* Work to complete
What is the number of lines in the data holding the word "title"? Give that number by itself.

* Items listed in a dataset
• • • • •

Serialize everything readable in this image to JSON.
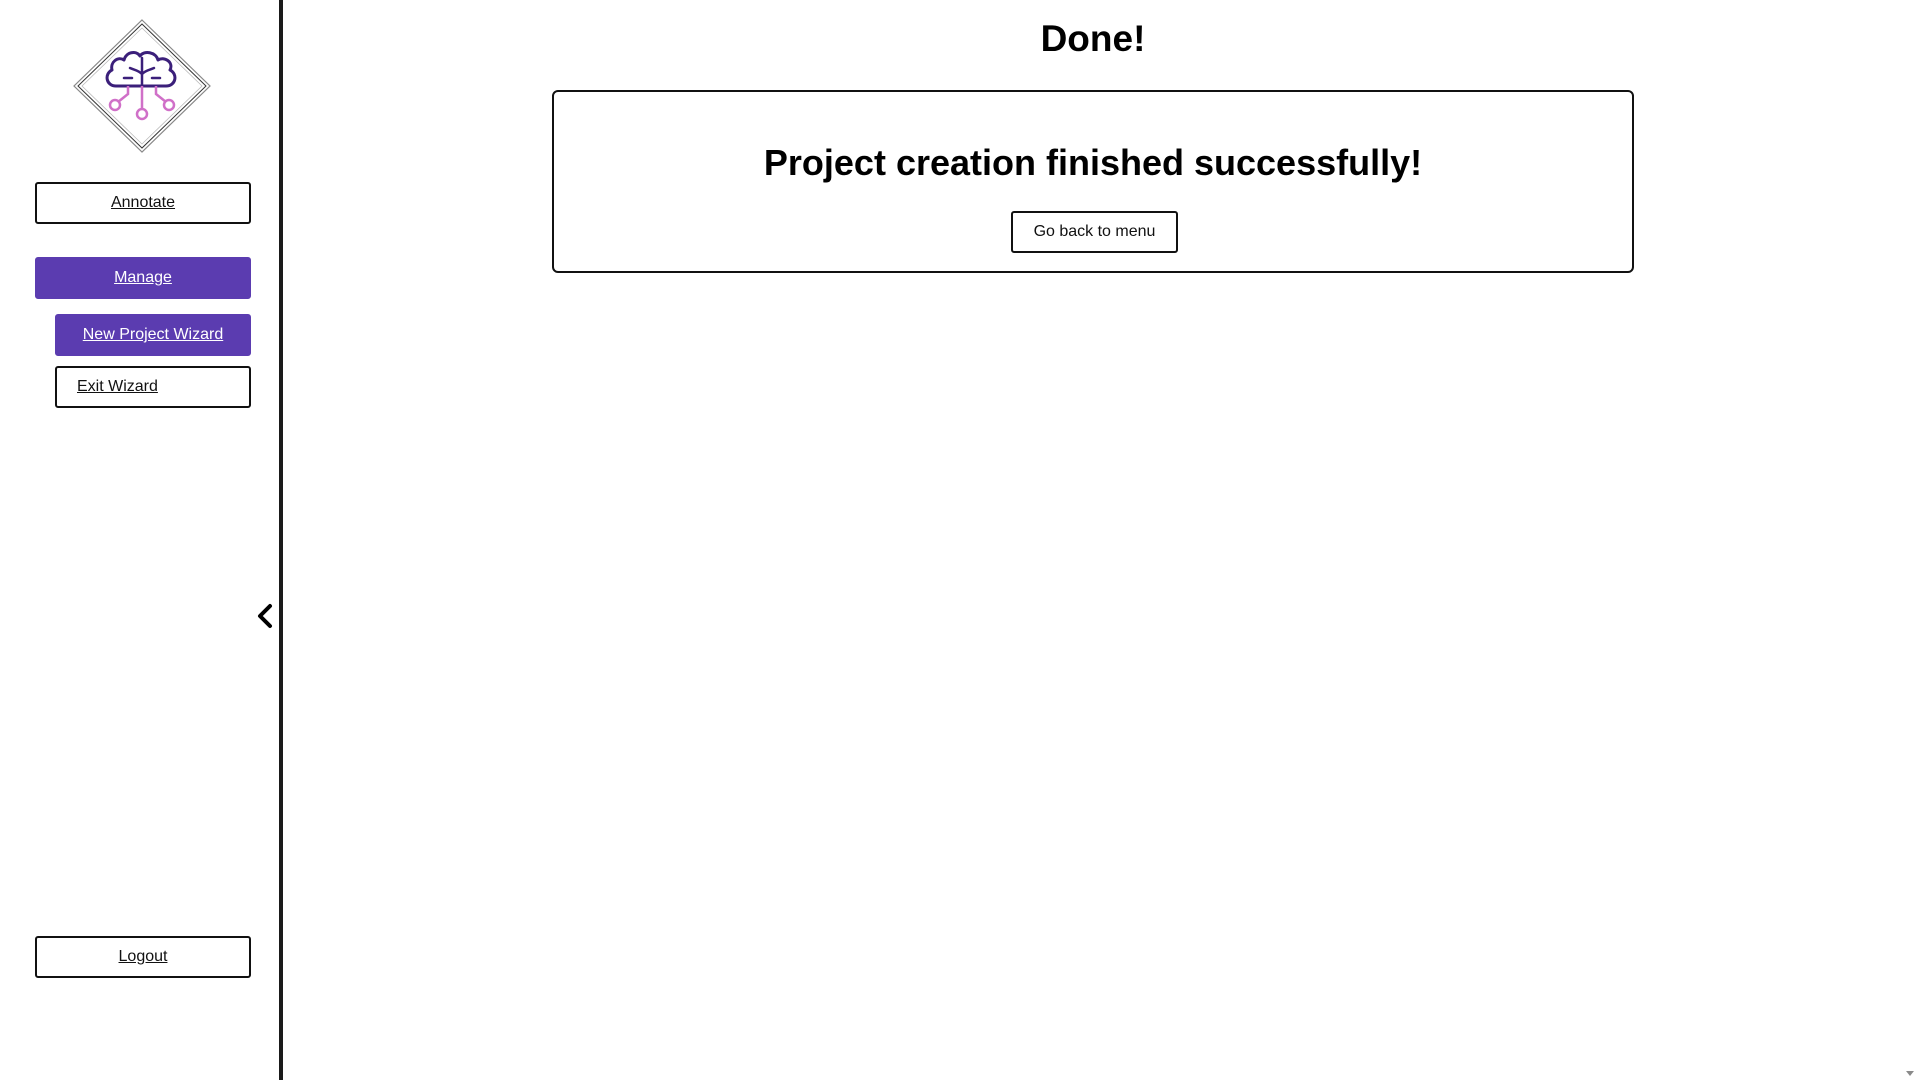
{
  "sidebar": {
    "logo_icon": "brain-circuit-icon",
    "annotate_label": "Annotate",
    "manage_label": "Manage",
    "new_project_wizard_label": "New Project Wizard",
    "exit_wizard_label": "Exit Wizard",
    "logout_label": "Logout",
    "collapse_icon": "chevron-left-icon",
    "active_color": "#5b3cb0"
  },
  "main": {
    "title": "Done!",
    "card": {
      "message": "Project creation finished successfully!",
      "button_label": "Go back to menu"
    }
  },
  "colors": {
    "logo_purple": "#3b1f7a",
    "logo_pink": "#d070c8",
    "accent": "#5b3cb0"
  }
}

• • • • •

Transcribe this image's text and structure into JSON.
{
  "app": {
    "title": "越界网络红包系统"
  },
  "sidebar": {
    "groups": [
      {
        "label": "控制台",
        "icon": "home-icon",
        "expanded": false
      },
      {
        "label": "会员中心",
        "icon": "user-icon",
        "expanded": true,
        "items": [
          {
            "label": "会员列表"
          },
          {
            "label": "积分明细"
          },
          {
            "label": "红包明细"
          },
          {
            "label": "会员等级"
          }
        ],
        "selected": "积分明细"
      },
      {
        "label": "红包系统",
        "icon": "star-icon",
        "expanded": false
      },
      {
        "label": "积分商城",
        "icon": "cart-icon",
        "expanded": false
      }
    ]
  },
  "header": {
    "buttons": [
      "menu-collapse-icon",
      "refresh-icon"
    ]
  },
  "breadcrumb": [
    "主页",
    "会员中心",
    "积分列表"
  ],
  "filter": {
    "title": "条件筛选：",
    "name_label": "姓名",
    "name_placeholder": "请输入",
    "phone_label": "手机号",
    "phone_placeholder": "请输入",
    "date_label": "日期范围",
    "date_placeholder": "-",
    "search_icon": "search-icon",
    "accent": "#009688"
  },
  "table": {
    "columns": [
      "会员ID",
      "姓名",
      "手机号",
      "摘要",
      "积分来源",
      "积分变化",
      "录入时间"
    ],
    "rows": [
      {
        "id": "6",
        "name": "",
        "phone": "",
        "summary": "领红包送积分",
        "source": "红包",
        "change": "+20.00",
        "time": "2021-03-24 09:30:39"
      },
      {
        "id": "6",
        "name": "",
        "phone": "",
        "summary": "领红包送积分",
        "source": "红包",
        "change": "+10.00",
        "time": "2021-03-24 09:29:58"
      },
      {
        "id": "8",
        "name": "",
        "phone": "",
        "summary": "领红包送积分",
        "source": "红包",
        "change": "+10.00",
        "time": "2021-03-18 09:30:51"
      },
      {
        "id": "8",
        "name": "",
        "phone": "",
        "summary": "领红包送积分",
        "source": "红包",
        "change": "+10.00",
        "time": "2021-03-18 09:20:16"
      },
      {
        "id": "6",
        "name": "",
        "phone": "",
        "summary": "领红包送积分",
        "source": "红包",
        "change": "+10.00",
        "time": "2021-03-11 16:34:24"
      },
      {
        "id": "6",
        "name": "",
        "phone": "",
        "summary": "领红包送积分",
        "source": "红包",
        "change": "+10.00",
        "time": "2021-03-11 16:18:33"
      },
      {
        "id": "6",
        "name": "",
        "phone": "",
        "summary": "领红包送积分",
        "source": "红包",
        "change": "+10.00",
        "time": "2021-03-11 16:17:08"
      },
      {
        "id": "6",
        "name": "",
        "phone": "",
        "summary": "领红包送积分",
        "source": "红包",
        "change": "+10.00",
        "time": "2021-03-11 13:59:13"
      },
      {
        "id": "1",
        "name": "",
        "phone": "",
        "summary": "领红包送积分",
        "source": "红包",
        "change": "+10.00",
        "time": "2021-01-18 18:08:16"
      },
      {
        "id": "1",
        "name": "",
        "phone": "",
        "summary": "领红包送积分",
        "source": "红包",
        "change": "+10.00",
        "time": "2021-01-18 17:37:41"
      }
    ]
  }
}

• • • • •

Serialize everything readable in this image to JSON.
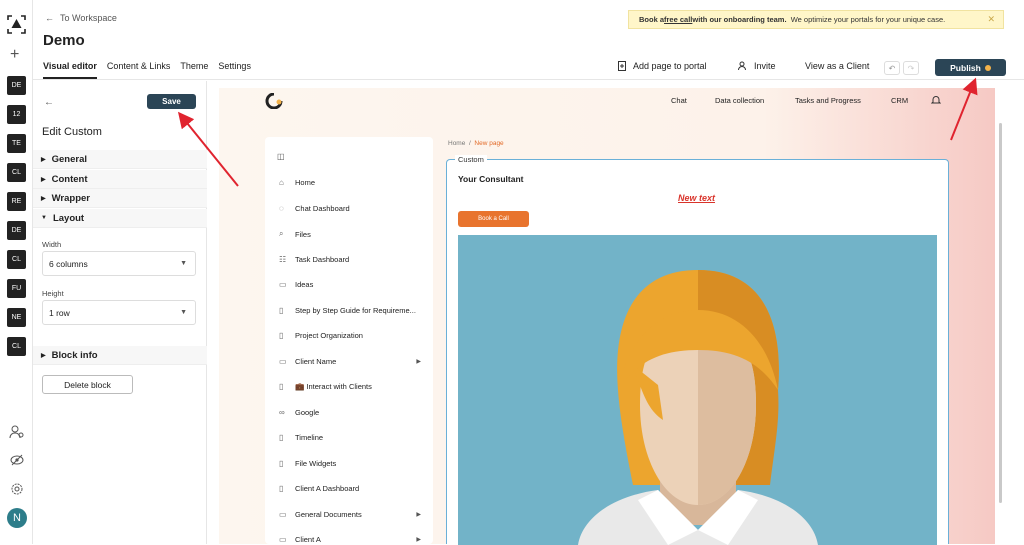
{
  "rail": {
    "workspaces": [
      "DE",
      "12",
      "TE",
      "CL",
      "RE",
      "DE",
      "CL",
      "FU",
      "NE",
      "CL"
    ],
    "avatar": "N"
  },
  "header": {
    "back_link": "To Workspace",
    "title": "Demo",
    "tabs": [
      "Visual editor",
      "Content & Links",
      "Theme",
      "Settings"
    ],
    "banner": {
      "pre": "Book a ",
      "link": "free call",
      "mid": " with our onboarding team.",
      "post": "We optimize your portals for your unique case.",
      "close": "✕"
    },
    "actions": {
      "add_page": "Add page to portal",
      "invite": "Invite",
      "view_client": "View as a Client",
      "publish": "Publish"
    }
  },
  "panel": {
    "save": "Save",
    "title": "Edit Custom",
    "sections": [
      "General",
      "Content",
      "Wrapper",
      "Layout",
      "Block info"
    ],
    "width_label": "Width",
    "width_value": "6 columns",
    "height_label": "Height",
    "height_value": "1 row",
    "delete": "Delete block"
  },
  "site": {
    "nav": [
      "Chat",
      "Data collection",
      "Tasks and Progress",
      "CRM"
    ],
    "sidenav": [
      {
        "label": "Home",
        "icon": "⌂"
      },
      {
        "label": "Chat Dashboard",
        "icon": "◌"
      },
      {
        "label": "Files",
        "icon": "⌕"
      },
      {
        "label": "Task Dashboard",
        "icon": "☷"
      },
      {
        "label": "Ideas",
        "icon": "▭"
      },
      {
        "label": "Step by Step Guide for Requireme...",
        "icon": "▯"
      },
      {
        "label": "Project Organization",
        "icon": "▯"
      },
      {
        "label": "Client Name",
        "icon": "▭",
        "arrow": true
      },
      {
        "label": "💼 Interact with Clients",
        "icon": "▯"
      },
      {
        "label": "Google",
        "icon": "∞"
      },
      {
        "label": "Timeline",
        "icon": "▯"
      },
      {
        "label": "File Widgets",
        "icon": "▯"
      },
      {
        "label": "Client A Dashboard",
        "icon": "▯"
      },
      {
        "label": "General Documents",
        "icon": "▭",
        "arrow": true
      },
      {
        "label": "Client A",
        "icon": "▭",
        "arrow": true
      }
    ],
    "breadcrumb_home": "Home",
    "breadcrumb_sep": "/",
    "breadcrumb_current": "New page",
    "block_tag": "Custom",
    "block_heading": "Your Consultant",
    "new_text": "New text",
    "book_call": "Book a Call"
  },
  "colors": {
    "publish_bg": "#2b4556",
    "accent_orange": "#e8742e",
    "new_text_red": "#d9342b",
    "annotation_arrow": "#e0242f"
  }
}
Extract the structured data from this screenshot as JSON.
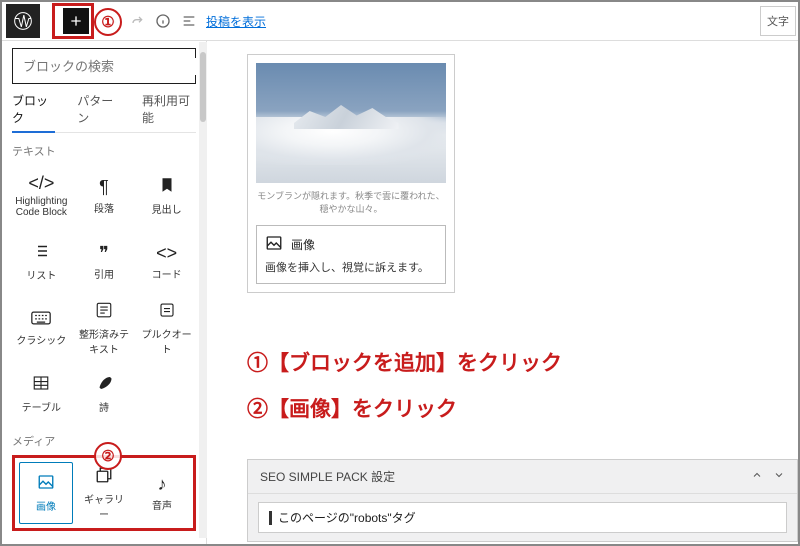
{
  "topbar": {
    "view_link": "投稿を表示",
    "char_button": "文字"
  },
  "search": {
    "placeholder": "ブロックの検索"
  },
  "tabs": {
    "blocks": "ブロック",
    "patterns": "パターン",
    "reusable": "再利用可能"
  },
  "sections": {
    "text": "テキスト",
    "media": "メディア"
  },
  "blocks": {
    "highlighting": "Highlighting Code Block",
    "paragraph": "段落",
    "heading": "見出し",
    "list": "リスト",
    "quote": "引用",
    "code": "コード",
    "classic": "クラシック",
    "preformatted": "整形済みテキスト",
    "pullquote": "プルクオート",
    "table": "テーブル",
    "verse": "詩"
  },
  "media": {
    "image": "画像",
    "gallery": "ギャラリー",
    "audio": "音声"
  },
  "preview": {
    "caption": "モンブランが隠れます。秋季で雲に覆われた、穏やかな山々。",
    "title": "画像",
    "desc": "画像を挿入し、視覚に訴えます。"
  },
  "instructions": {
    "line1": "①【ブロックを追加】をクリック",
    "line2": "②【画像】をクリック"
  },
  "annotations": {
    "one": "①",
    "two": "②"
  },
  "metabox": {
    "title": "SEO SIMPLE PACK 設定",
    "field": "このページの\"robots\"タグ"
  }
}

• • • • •

* Written solution
7